** Provided material follows **

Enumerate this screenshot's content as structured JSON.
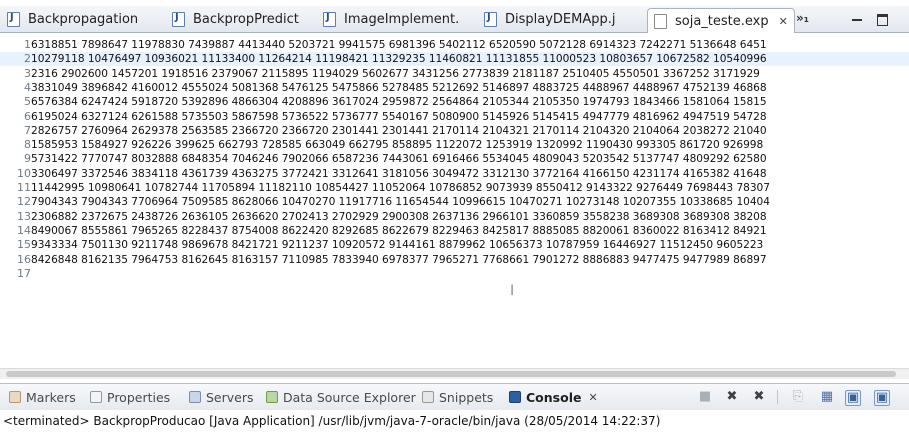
{
  "editor_tabs": [
    {
      "label": "Backpropagation"
    },
    {
      "label": "BackpropPredict"
    },
    {
      "label": "ImageImplement."
    },
    {
      "label": "DisplayDEMApp.j"
    },
    {
      "label": "soja_teste.exp",
      "close": "✕",
      "active": true
    }
  ],
  "tab_overflow": "»₁",
  "editor": {
    "current_line": 2,
    "lines": [
      {
        "n": "1",
        "text": "6318851 7898647 11978830 7439887 4413440 5203721 9941575 6981396 5402112 6520590 5072128 6914323 7242271 5136648 6451"
      },
      {
        "n": "2",
        "text": "10279118 10476497 10936021 11133400 11264214 11198421 11329235 11460821 11131855 11000523 10803657 10672582 10540996"
      },
      {
        "n": "3",
        "text": "2316 2902600 1457201 1918516 2379067 2115895 1194029 5602677 3431256 2773839 2181187 2510405 4550501 3367252 3171929"
      },
      {
        "n": "4",
        "text": "3831049 3896842 4160012 4555024 5081368 5476125 5475866 5278485 5212692 5146897 4883725 4488967 4488967 4752139 46868"
      },
      {
        "n": "5",
        "text": "6576384 6247424 5918720 5392896 4866304 4208896 3617024 2959872 2564864 2105344 2105350 1974793 1843466 1581064 15815"
      },
      {
        "n": "6",
        "text": "6195024 6327124 6261588 5735503 5867598 5736522 5736777 5540167 5080900 5145926 5145415 4947779 4816962 4947519 54728"
      },
      {
        "n": "7",
        "text": "2826757 2760964 2629378 2563585 2366720 2366720 2301441 2301441 2170114 2104321 2170114 2104320 2104064 2038272 21040"
      },
      {
        "n": "8",
        "text": "1585953 1584927 926226 399625 662793 728585 663049 662795 858895 1122072 1253919 1320992 1190430 993305 861720 926998"
      },
      {
        "n": "9",
        "text": "5731422 7770747 8032888 6848354 7046246 7902066 6587236 7443061 6916466 5534045 4809043 5203542 5137747 4809292 62580"
      },
      {
        "n": "10",
        "text": "3306497 3372546 3834118 4361739 4363275 3772421 3312641 3181056 3049472 3312130 3772164 4166150 4231174 4165382 41648"
      },
      {
        "n": "11",
        "text": "11442995 10980641 10782744 11705894 11182110 10854427 11052064 10786852 9073939 8550412 9143322 9276449 7698443 78307"
      },
      {
        "n": "12",
        "text": "7904343 7904343 7706964 7509585 8628066 10470270 11917716 11654544 10996615 10470271 10273148 10207355 10338685 10404"
      },
      {
        "n": "13",
        "text": "2306882 2372675 2438726 2636105 2636620 2702413 2702929 2900308 2637136 2966101 3360859 3558238 3689308 3689308 38208"
      },
      {
        "n": "14",
        "text": "8490067 8555861 7965265 8228437 8754008 8622420 8292685 8622679 8229463 8425817 8885085 8820061 8360022 8163412 84921"
      },
      {
        "n": "15",
        "text": "9343334 7501130 9211748 9869678 8421721 9211237 10920572 9144161 8879962 10656373 10787959 16446927 11512450 9605223"
      },
      {
        "n": "16",
        "text": "8426848 8162135 7964753 8162645 8163157 7110985 7833940 6978377 7965271 7768661 7901272 8886883 9477475 9477989 86897"
      },
      {
        "n": "17",
        "text": ""
      }
    ]
  },
  "views": {
    "tabs": [
      {
        "label": "Markers",
        "icon": "markers-icon"
      },
      {
        "label": "Properties",
        "icon": "properties-icon"
      },
      {
        "label": "Servers",
        "icon": "servers-icon"
      },
      {
        "label": "Data Source Explorer",
        "icon": "data-source-icon"
      },
      {
        "label": "Snippets",
        "icon": "snippets-icon"
      },
      {
        "label": "Console",
        "icon": "console-icon",
        "close": "✕",
        "active": true
      }
    ],
    "toolbar": [
      {
        "name": "terminate-icon",
        "glyph": "■"
      },
      {
        "name": "remove-launch-icon",
        "glyph": "✖"
      },
      {
        "name": "remove-all-icon",
        "glyph": "✖"
      },
      {
        "name": "clear-console-icon",
        "glyph": "⎘"
      },
      {
        "name": "scroll-lock-icon",
        "glyph": "▦"
      },
      {
        "name": "pin-console-icon",
        "glyph": "▣"
      },
      {
        "name": "display-selected-console-icon",
        "glyph": "▣"
      }
    ]
  },
  "status": {
    "text": "<terminated> BackpropProducao [Java Application] /usr/lib/jvm/java-7-oracle/bin/java (28/05/2014 14:22:37)"
  },
  "colors": {
    "current_line_bg": "#e8f2fe",
    "line_number": "#6f7a86",
    "console_icon": "#2c5fa3"
  }
}
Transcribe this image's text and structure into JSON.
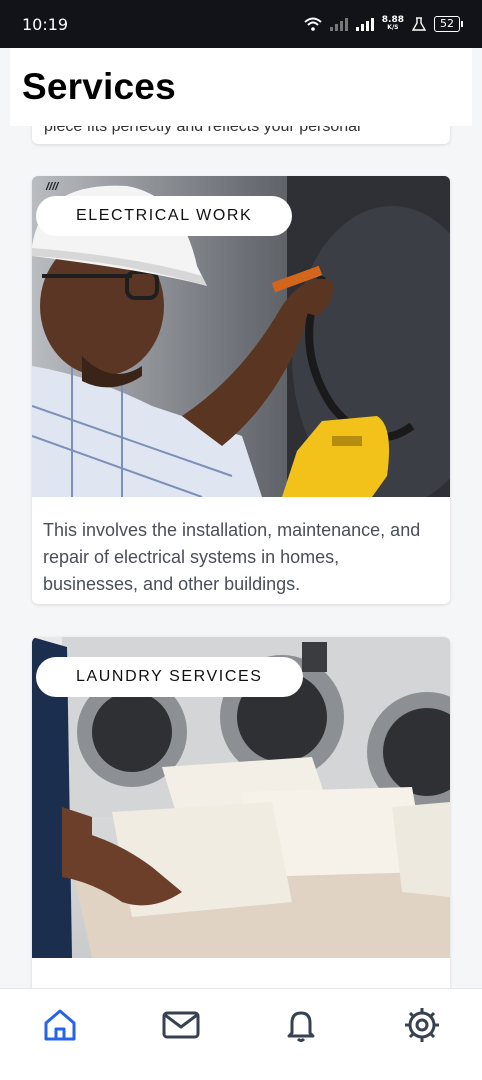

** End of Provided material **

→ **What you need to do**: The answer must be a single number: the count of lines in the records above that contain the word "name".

→ **Exercise solution**: 7